  • Panera Bread” did a great job in volunteering to provide the breads and carbs for the riders. They had bread available at nearly all stops, and the sandwiches at Grand Ronde were perfect. Many thanks to “Panera Bread” and hope they can return again.
  • Why do they state that the course closes at 5:00 on rides of a 100 miles or more? There were still riders coming in when we left town at 7:00.
  • Moving up the spot of the last rest stop was good. That stop is most useful for those riders who are struggling and need one more rest, but the previous location, which is off the road during a downhill section, is too often passed by unseen by riders. This one was much more visible. Think riders enjoyed the guy with the bullhorn dispensing information and encouragement, although because of the cooler temps, he wasn’t getting any takers for his super soaker water gun.
  • There was a spot on the ride that required riders to stop and cross over a very fast and busy Highway 99 between Dayton and Amity, and it shocked me that the organizers provided no support or warnings at this point at all. Many thanks to the driver who stopped on the highway which allowed a large group of bikers to cross.

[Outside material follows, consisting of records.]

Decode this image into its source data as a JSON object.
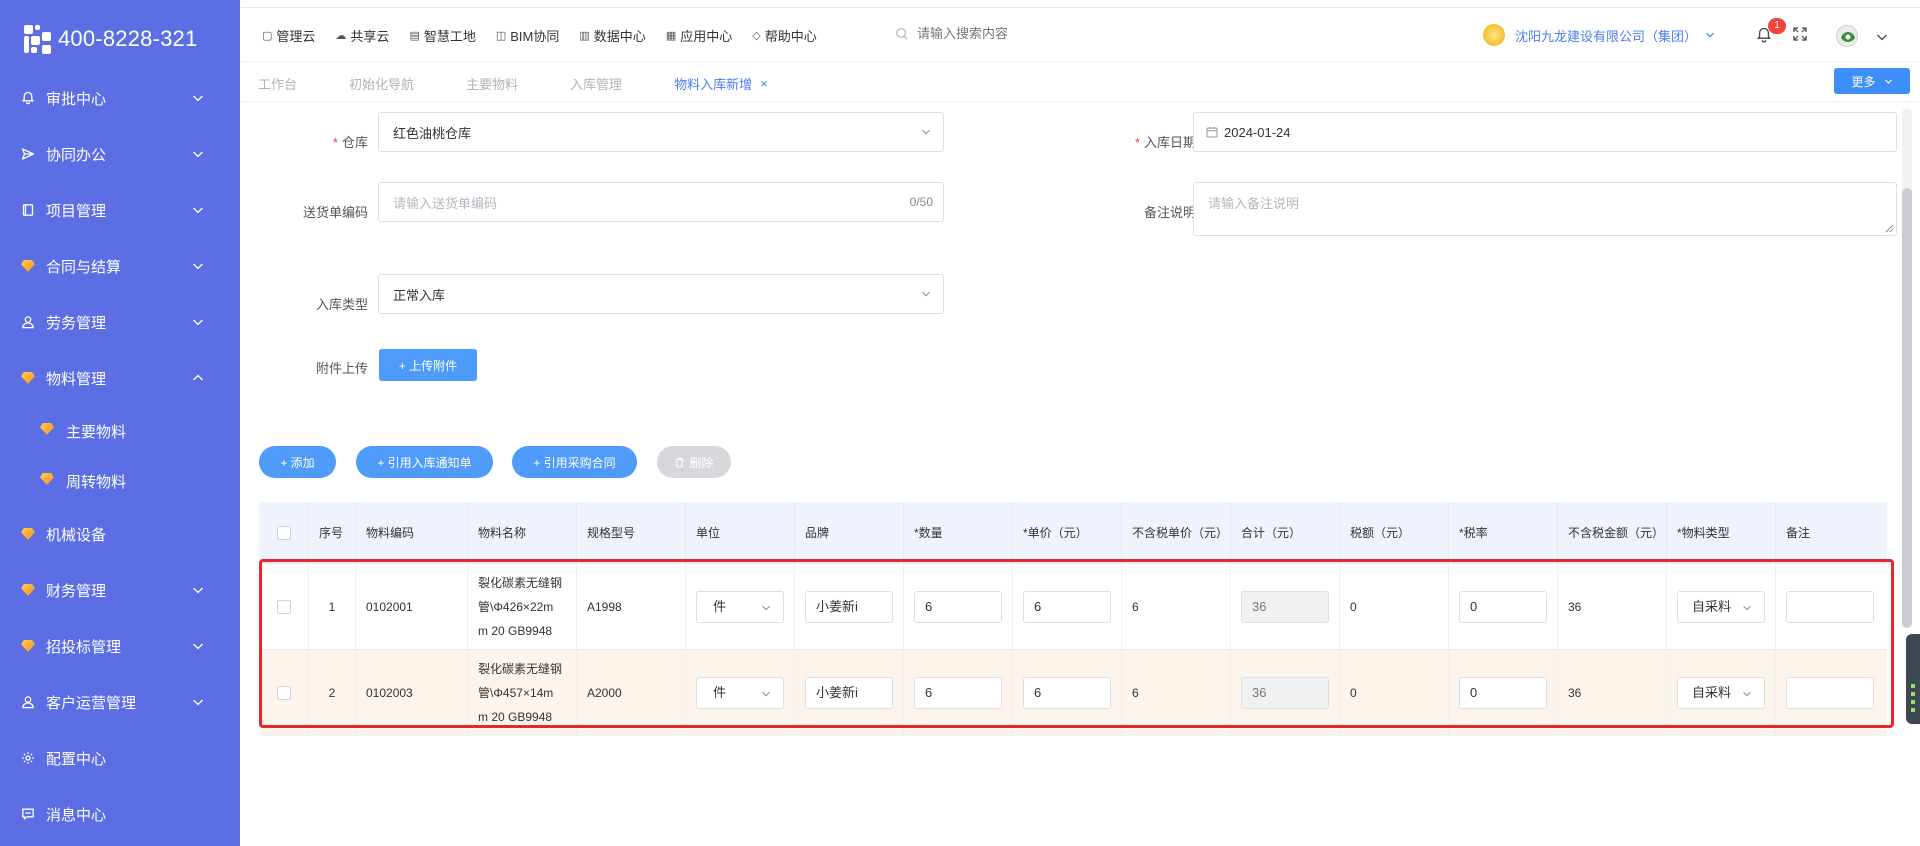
{
  "sidebar": {
    "phone": "400-8228-321",
    "items": [
      {
        "label": "审批中心",
        "icon": "bell-icon",
        "chevron": "down"
      },
      {
        "label": "协同办公",
        "icon": "send-icon",
        "chevron": "down"
      },
      {
        "label": "项目管理",
        "icon": "book-icon",
        "chevron": "down"
      },
      {
        "label": "合同与结算",
        "icon": "gem-icon",
        "chevron": "down"
      },
      {
        "label": "劳务管理",
        "icon": "user-icon",
        "chevron": "down"
      },
      {
        "label": "物料管理",
        "icon": "gem-icon",
        "chevron": "up"
      },
      {
        "label": "主要物料",
        "icon": "gem-icon",
        "sub": true
      },
      {
        "label": "周转物料",
        "icon": "gem-icon",
        "sub": true
      },
      {
        "label": "机械设备",
        "icon": "gem-icon",
        "chevron": ""
      },
      {
        "label": "财务管理",
        "icon": "gem-icon",
        "chevron": "down"
      },
      {
        "label": "招投标管理",
        "icon": "gem-icon",
        "chevron": "down"
      },
      {
        "label": "客户运营管理",
        "icon": "user-icon",
        "chevron": "down"
      },
      {
        "label": "配置中心",
        "icon": "gear-icon",
        "chevron": ""
      },
      {
        "label": "消息中心",
        "icon": "message-icon",
        "chevron": ""
      }
    ]
  },
  "header": {
    "topnav": [
      "管理云",
      "共享云",
      "智慧工地",
      "BIM协同",
      "数据中心",
      "应用中心",
      "帮助中心"
    ],
    "search_placeholder": "请输入搜索内容",
    "company": "沈阳九龙建设有限公司（集团）",
    "notification_count": "1"
  },
  "tabs": {
    "items": [
      "工作台",
      "初始化导航",
      "主要物料",
      "入库管理"
    ],
    "active": "物料入库新增",
    "close": "×",
    "more": "更多"
  },
  "form": {
    "warehouse_label": "仓库",
    "warehouse_value": "红色油桃仓库",
    "date_label": "入库日期",
    "date_value": "2024-01-24",
    "delivery_label": "送货单编码",
    "delivery_placeholder": "请输入送货单编码",
    "delivery_counter": "0/50",
    "remark_label": "备注说明",
    "remark_placeholder": "请输入备注说明",
    "type_label": "入库类型",
    "type_value": "正常入库",
    "attach_label": "附件上传",
    "upload_button": "+ 上传附件"
  },
  "toolbar": {
    "add": "+ 添加",
    "ref_notice": "+ 引用入库通知单",
    "ref_contract": "+ 引用采购合同",
    "delete": "删除"
  },
  "table": {
    "headers": [
      "序号",
      "物料编码",
      "物料名称",
      "规格型号",
      "单位",
      "品牌",
      "*数量",
      "*单价（元）",
      "不含税单价（元）",
      "合计（元）",
      "税额（元）",
      "*税率",
      "不含税金额（元）",
      "*物料类型",
      "备注"
    ],
    "rows": [
      {
        "index": "1",
        "code": "0102001",
        "name_l1": "裂化碳素无缝钢",
        "name_l2": "管\\Φ426×22m",
        "name_l3": "m 20 GB9948",
        "spec": "A1998",
        "unit": "件",
        "brand": "小姜新i",
        "qty": "6",
        "price": "6",
        "price_ex": "6",
        "total": "36",
        "tax": "0",
        "rate": "0",
        "amount_ex": "36",
        "mtype": "自采料",
        "note": ""
      },
      {
        "index": "2",
        "code": "0102003",
        "name_l1": "裂化碳素无缝钢",
        "name_l2": "管\\Φ457×14m",
        "name_l3": "m 20 GB9948",
        "spec": "A2000",
        "unit": "件",
        "brand": "小姜新i",
        "qty": "6",
        "price": "6",
        "price_ex": "6",
        "total": "36",
        "tax": "0",
        "rate": "0",
        "amount_ex": "36",
        "mtype": "自采料",
        "note": ""
      }
    ]
  },
  "colors": {
    "sidebar": "#5b6ee4",
    "primary": "#4f9bfa",
    "highlight": "#e8272b",
    "row_alt": "#fdf5eb",
    "header_bg": "#eef3fd"
  }
}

We all gave the driver encouraging waves of thanks in the spirit of mutual livability.
  • The route is fairly well marked, and with a large number of riders usually not hard to follow, but in spots the signage was not always obvious, and easy to miss if you were not careful.
  • The finishing stage is nice and all, but charging a rider who has just ridden 100 miles $4.00 for a cup of bear just seems criminal.
  • Finished with 103 miles, a few sore spots and…..a plastic lei.

Another reason to commute by bike.

In a previous post, I started a list of reasons a person would want to commute by bike.
Today, I add another.  I have said before that one of my commuting strategies is to bring in a bag containing a clean set of clothes.  I like to plan to have an extra set here just to cover any unexpected issues and thus reducing the possibility I spend the day at the office in bike clothes.

Today, I did not ride.  But I did manage to spill coffee on my pants in a potentially embarrassing manner that I did not want to have to explain. Since I would be standing in a room of 14 people during a status meeting in about 10 minutes, I wanted a way out.  My extra set of jeans in the locker room was a perfect solution!

There are just so many good things about biking……

Mt. St. Helens – 27 years ago

Here is a photo of Mt. St. Helens prior to the big eruption that occured on May 18th, 1980, 27 years ago today. I remember when it looked like this.

A co-worker just stopped by to ask if I remember what I was doing on the day.
I sure do. Tucked away in my little apartment in SE Portland, on that dreary Sunday, my mom was the first to call to check up on me. Yea, I’m fine, No really can’t see it too well, it is a pretty gray day.
I do remember:

  • Waking up to find my white Plymouth Duster covered in ash.
  • People walking around town with dust masks.
  • Scooping up a 2 lb coffee can of ash from a large pile of ash that was swept up in a corner of the lot at the Lloyd Center.

My Quiz Results

I am 73% Addicted to Coffee<

I would have thought my coffee addiction results would have been really high given my answers. But it is certainly an expected and acceptable level since I am Danish, and that gives that certain immunity you need to be able to drink coffee at 9:00 at night and then be able to sleep peacefully afterwards.

51% Geek

I am not surprised that I only rank as a mediocre geek. I have kind of a geeky work day, but try to balance that out a little bit on my free time.   Though its possible I have an overly strong affection towards lists and spreadsheets.